PIN Change Regularity

Following the “issue” yesterday I was mulling on PIN changes in general, and I’ve realised that for my main account with NatWest which I’ve had since 1989, I’ve always had the same PIN on my cash card. That’s THIRTY YEARS with the same PIN! I’m always careful but it has made me think that this is probably not the most secure thing to do (thankfully I will be going full monzo soon)…

Am I alone here? When do you change your PIN usually? Not just on Monzo, but other cards too?

  • Regularly change PIN
  • Change PIN every time I get a new card
  • Never change PIN
  • Obligatory Other

0 voters

Well this is conclusive.


I think this poll is highlighting one of the reasons this issue is so irritating.
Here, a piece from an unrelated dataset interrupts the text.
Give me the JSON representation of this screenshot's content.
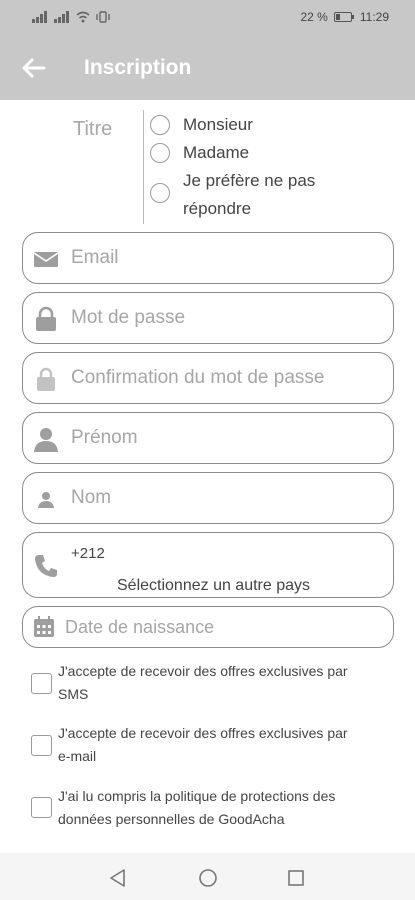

Most people (myself included) don’t change their pins regularly or at all! This error not only was a problem as an unreasonable breach, but it changes the comfort we’ve had for a long time.

Obviously not saying people shouldn’t be annoyed by this error, but it’s interesting if others feel this way too. I know one of my thoughts was “but I don’t want a different pin…”


I guess it’s part of a larger conversation about security and how we should be changing passwords and whatnot regularly but I’ll admit that the votes so far are a bit disturbing!

Thing is, we have mechanisms in place to hold our logins and passwords, but PINs are such a physical presence there’s no corresponding system to use (that I know of?), so it’s all got to be held in your head. I can barely remember my own name some days, so remembering multiple PINs (credit cards and bank cards totalling 8 cards for me!) which need to change fairly frequently…? Hard nope.

Added: I’m afraid a lot of my PINs are the same to ease the burden on my little grey cells :scream:

1 Like

I think the thing is that the security around your PIN, in terms of what is needed for it to all go wrong from a USER perspective (not like what happened yesterday) is quite large.

You can see FOS rulings where the bank are pretty confident the user has given someone their card AND given them the PIN but yet have had to begrudgingly refund the money because they can’t prove it. Almost all Current Account Ts&Cs I’ve seen/ read suggest that “Negligence” is needed, that is a very very difficult thing to prove.

Hence the societal decision almost to not change PINs unless to make it the same as the only one we can remember.

Pins and Password are different things.
There are only 10,000 PIN combinations(This is why pin lock is so good, you only get three tries before it locks out)
There are thousand of Password combinations.
It really comes down to your perceived value to a criminal and also the level of time and money they need to invest in order to get your data.(This is why phone scamming is profitable,little time and money need to do it)
I’d argue that contactless fraud is more profitable than PIN skimmers and way easier to do if the crypto tables are done poorly using a pseudo random one time generator)
I did research(Undergrad on this type of thing)(I can take chapters out for you to read if anyone would like). Ironically your medical records have more value than card details, at least in the states.

Similar to passwords, unless you believe your PIN has been compromised there is no reason to change it. It’s counter-productive. Change it too often and you’ll end up writing it down.


On the signature strip is a handy place. :wink:


Just write it in Klingon. Quch chon!


I’ve had the same PIN on every card I’ve ever had for I guess about 25 years. There’s no way I’d remember it otherwise, every time I had to type it in in a cafe or restaurant I’d scramble to find my phone and get a reminder. Most of my bank/credit card apps do let you get a reminder now, but its still a pain.

I’ve had the same pin of 1234 for 15 years now…never felt the need to change it before :man_shrugging:

I’d be very surprised if 1234 were a permitted combination! I’ve never tried to set it so maybe I will give it a go.


It is not. :slightly_smiling_face:


How about 4321? :grin:


I actually have two PINs, one for debit cards and one for credit cards but they equally have stayed the same for a while.

When I read the opening question I didn’t mind answering the poll honestly. Having read the rest of this thread to date I am mightily relieved to see that so many folk do as I do - and use the same number. That is for debit cards [4] - my credit card [only one] has a different number, my little grey cells are not what they used to be. I shall be 68 in a couple of months and its got me this far without a problem. Oops, should not have said that :crazy_face: R-


Ha - I just looked up a web site giving ideas on how to remember your PIN number - and confess to being even more confudulated than previously. Still get the same problem though, that site gives about 5 ways [which add an unhelpful level of complexity] to remember ONE number, not many. I’m going for a lie down. R-

I mentally assign a four letter word to each card which might have some meaning. So Monzo, for instance, might be “easy,” then it’s just a question of typing the word in.

My Monzo word isn’t “easy.”


Exactly what I did with the pin I changed to this morning


Change when there is a need to change it. Otherwise there should be no reason to change it normally.